There’s no getting away from it. There are leaves all over the ground and many of them are brown. It’s definitely autumn. And, while it’s getting dark at 6pm and there are millions of cubic metres of drizzle in the air, everybody feels better if we focus on the fact that you can wear a jumper and scarf without much danger of actually getting cold. Plus, the air does smell kind of great and it is legitimately a good time to go for walks in the woods. So, in that spirit, nothing makes autumn seem lovely like a pastry-based dish called Autumn Elevenses*.
This is about as simple as a pasty can be. Pastry, beef, potato, onion, tomato. Job’s a good ‘un. As with so many of the pies and pasties set to make an appearance on Yorkshire Grub (and with this Knareborough Picnic Pie, which is already waiting for you) feel free to add in any extras you have to hand. Some rosemary or thyme would be a great addition to the meat and veg mix, for example, and there are very few things that don’t benefit from a little added cheese.
But, the beauty of this recipe is that it’s great as it is and will take a minimum of time and effort (possibly using ingredients you already have). The pasties aren’t massive, so you could definitely be forgiven for eating them as a cheeky snack for, as the title suggests, elevenses. Maybe while you’re walking in the woods. They also work well with some salad for a lunch or light supper. Think about dipping them in some Blackberry Ketchup.
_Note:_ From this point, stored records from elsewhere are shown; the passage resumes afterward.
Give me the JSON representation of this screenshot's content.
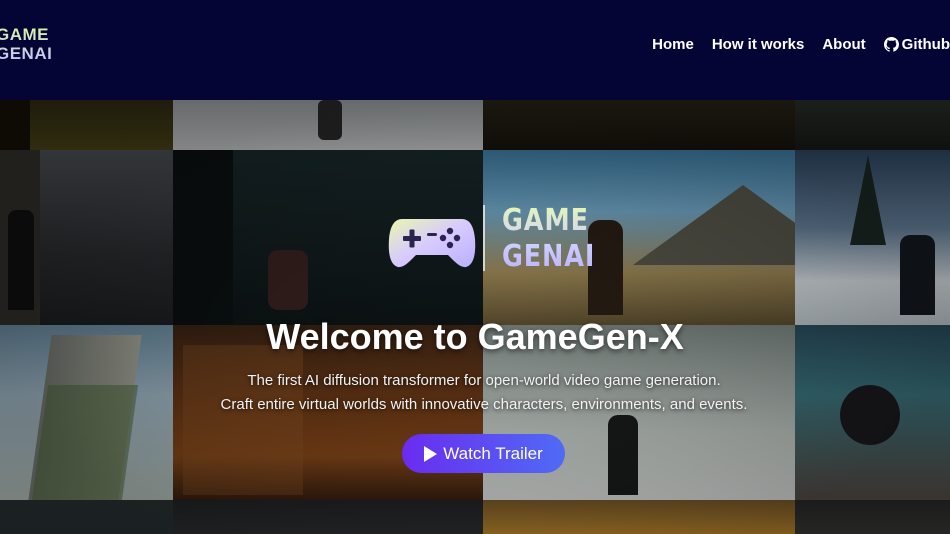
{
  "brand": {
    "logo_line1": "GAME",
    "logo_line2": "GENAI"
  },
  "nav": {
    "home": "Home",
    "how_it_works": "How it works",
    "about": "About",
    "github": "Github"
  },
  "hero": {
    "logo_line1": "GAME",
    "logo_line2": "GENAI",
    "title": "Welcome to GameGen-X",
    "subtitle_line1": "The first AI diffusion transformer for open-world video game generation.",
    "subtitle_line2": "Craft entire virtual worlds with innovative characters, environments, and events.",
    "cta_label": "Watch Trailer"
  },
  "colors": {
    "nav_bg": "#050535",
    "cta_start": "#6a2cf0",
    "cta_end": "#4f6bf5"
  }
}
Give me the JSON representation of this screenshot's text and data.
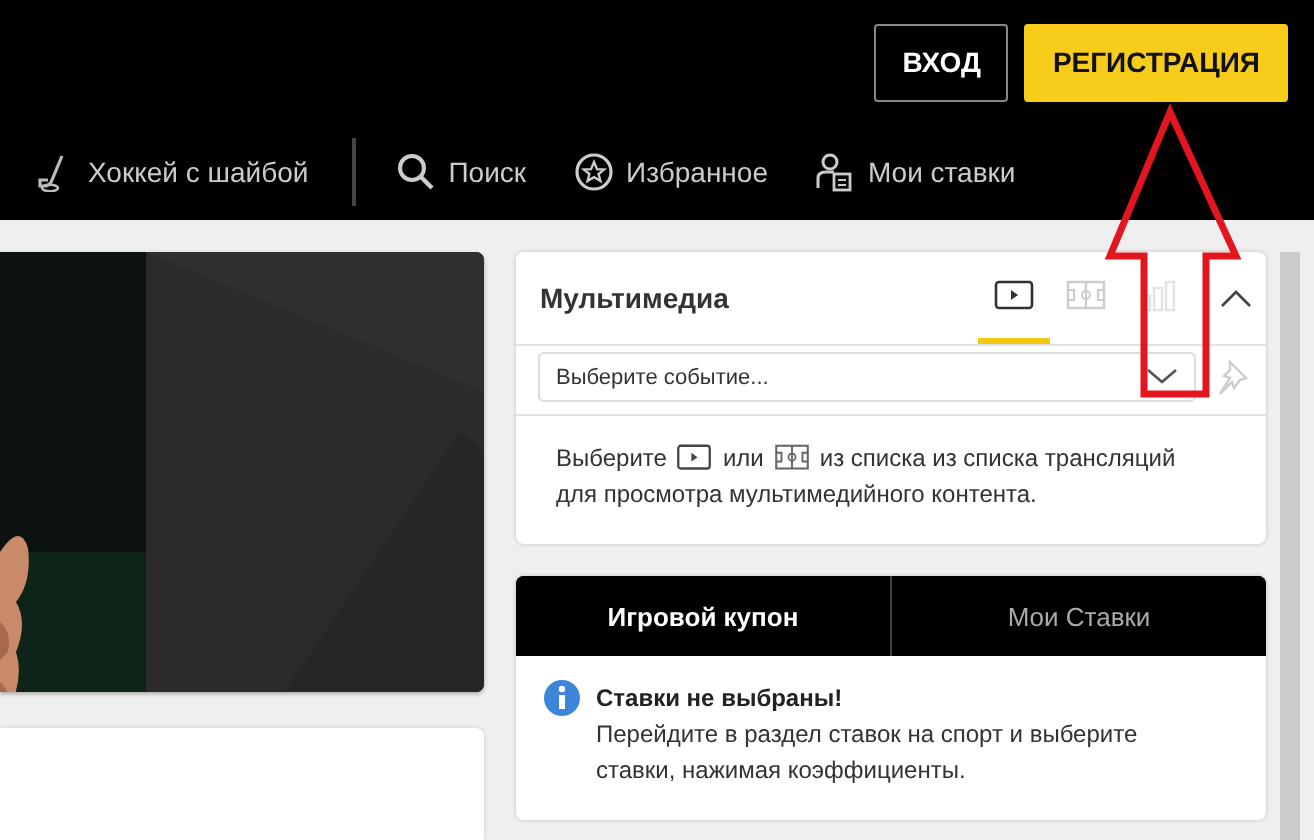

A quick note on pastry – if you fancy making your own, great. I’d recommend 125g flour, 50g butter and 50g lard, plus a bit of salt. But, frankly, there’s a bit of snobbery in food writing about buying pastry. For many of us home cooks shop-bought more than up to the task a lot of the time, it’s inexpensive and it cuts a lot of faff, particularly if you’re after puff pastry (my mum says she made puff pastry once in her life and vowed never to do it again, and she knows what she’s on about). More importantly, the ease of rolling out shop-bought pastry instead of making it from scratch might be the difference between bashing out a simple recipe like this between other jobs and simply deciding you can’t be arsed. We’re all busy and this isn’t a slow food sort of a dish. Ignore those hoighty foodie voices in your head, embrace the packet pastry…
*(Yes, it’s called Autumn Elevenses! No, I didn’t invent the name to make it impossibly cute. It’s from Mrs Appleby’s Traditional Yorkshire Recipes, 1982. It’s one of those dishes I knew I had to make the moment I saw the name.)